This does not mean compromising standards, just ensuring that regulation is not excessively draconian in its methods or sanctions. This will reduce fear, promote a just culture, support retention of professionals, and, to quote the Patient Safety Commissioner for England, encourage more “speaking up, listening up and following up”.

Refocused regulation matters – it is better, fairer, more cost-effective and keeps us safer. Refocused regulation is about doing a good job today and an even better job tomorrow. Then, when we get reform, we can use it as an opportunity for a step change in public protection and safer care for all.

Find out more

  • Read through our statement in response to the draft legislation laid before the UK and Scottish Parliaments on Wednesday, 13 December 2023 which will give the General Medical Council the statutory powers it needs to regulate the Anaesthesia Associate and Physician Associate professions in the UK.
  • Or find out more about reforming regulation here.

No more excuses - tackling inequalities in health and care professional regulation

This is the first chapter in our report - Safer care for all: solutions from professional regulation and beyond we looked at the impact of inequalities on patients, service users and registrants, and on public confidence more widely. We also took a closer look at what professional regulation (and beyond) could do to tackle inequalities in health and care. 

We have recently held two events:
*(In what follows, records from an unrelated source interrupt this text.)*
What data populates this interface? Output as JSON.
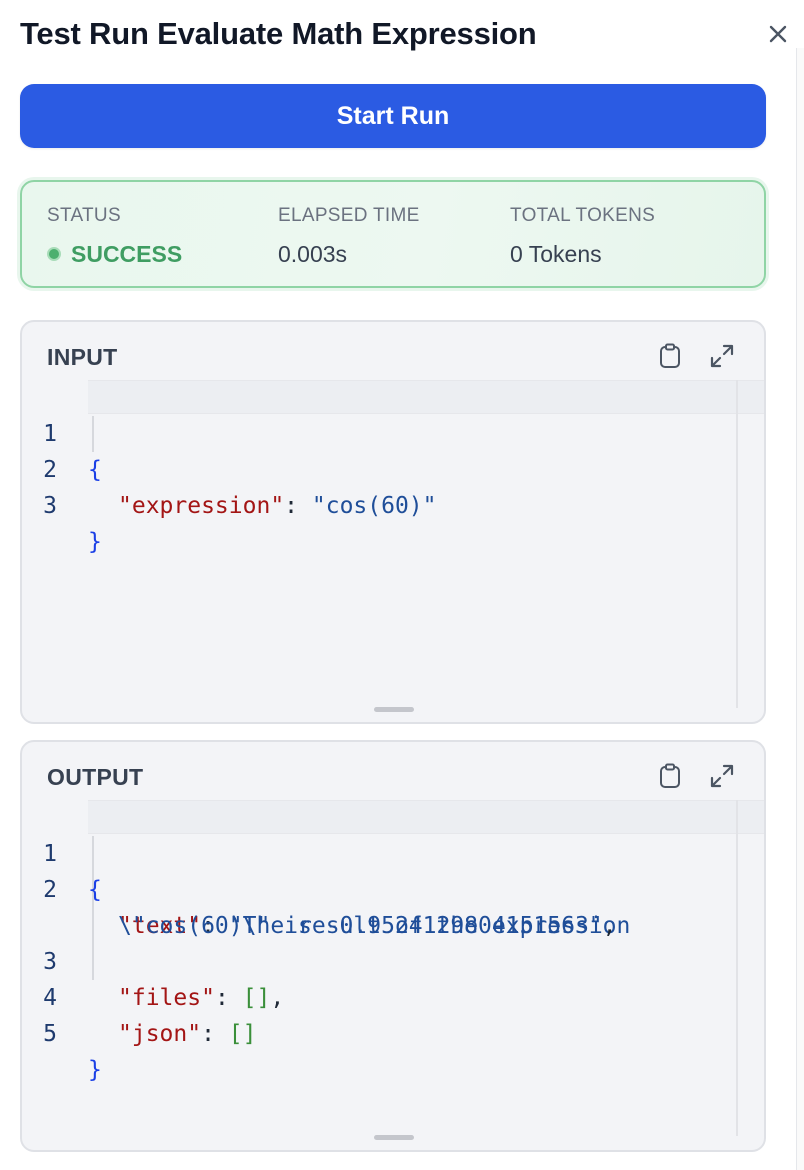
{
  "header": {
    "title": "Test Run Evaluate Math Expression",
    "close_icon": "close-icon"
  },
  "run_button": {
    "label": "Start Run"
  },
  "status": {
    "status_label": "STATUS",
    "status_value": "SUCCESS",
    "elapsed_label": "ELAPSED TIME",
    "elapsed_value": "0.003s",
    "tokens_label": "TOTAL TOKENS",
    "tokens_value": "0 Tokens",
    "success_color": "#3f9d62"
  },
  "input_panel": {
    "title": "INPUT",
    "copy_icon": "clipboard-icon",
    "expand_icon": "expand-icon",
    "line_numbers": [
      "1",
      "2",
      "3"
    ],
    "lines": [
      {
        "open": "{"
      },
      {
        "key": "\"expression\"",
        "sep": ": ",
        "value": "\"cos(60)\""
      },
      {
        "close": "}"
      }
    ]
  },
  "output_panel": {
    "title": "OUTPUT",
    "copy_icon": "clipboard-icon",
    "expand_icon": "expand-icon",
    "line_numbers": [
      "1",
      "2",
      "3",
      "4",
      "5"
    ],
    "lines": [
      {
        "open": "{"
      },
      {
        "key": "\"text\"",
        "sep": ": ",
        "value_part1": "\"The result of the expression",
        "value_part2": "\\\"cos(60)\\\" is -0.9524129804151563\"",
        "trail": ","
      },
      {
        "key": "\"files\"",
        "sep": ": ",
        "value": "[]",
        "trail": ","
      },
      {
        "key": "\"json\"",
        "sep": ": ",
        "value": "[]"
      },
      {
        "close": "}"
      }
    ]
  }
}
On 14 December 2023 more than 90 participants joined us online to explore whether health and care professionals in the UK should have an explicit responsibility in supporting action to address these disparities as they do in other countries. And, if so, whether regulators need to reinforce such a role through their training, standards and guidance.

We then started the new year off with a joint online seminar on tackling barriers to complaints with the Parliamentary and Health Service Ombudsman (PHSO). The event followed on the heels of an earlier in-person event with patient and service-user organisations held in Edinburgh in September 2023. 

The event brought together over 100 stakeholders from across the health and social care sector to discuss and explore the barriers that currently existing and can prevent patients and service uses from complaining. Along with our PHSO colleagues we wanted to share examples of innovative actions to widen and improve access to complaints services and to encourage and promote further joint work to tackle barriers to complaining. The event gave us much food for thought and we will look to continue this work in 2024/25.

You can find out more about both of these events here.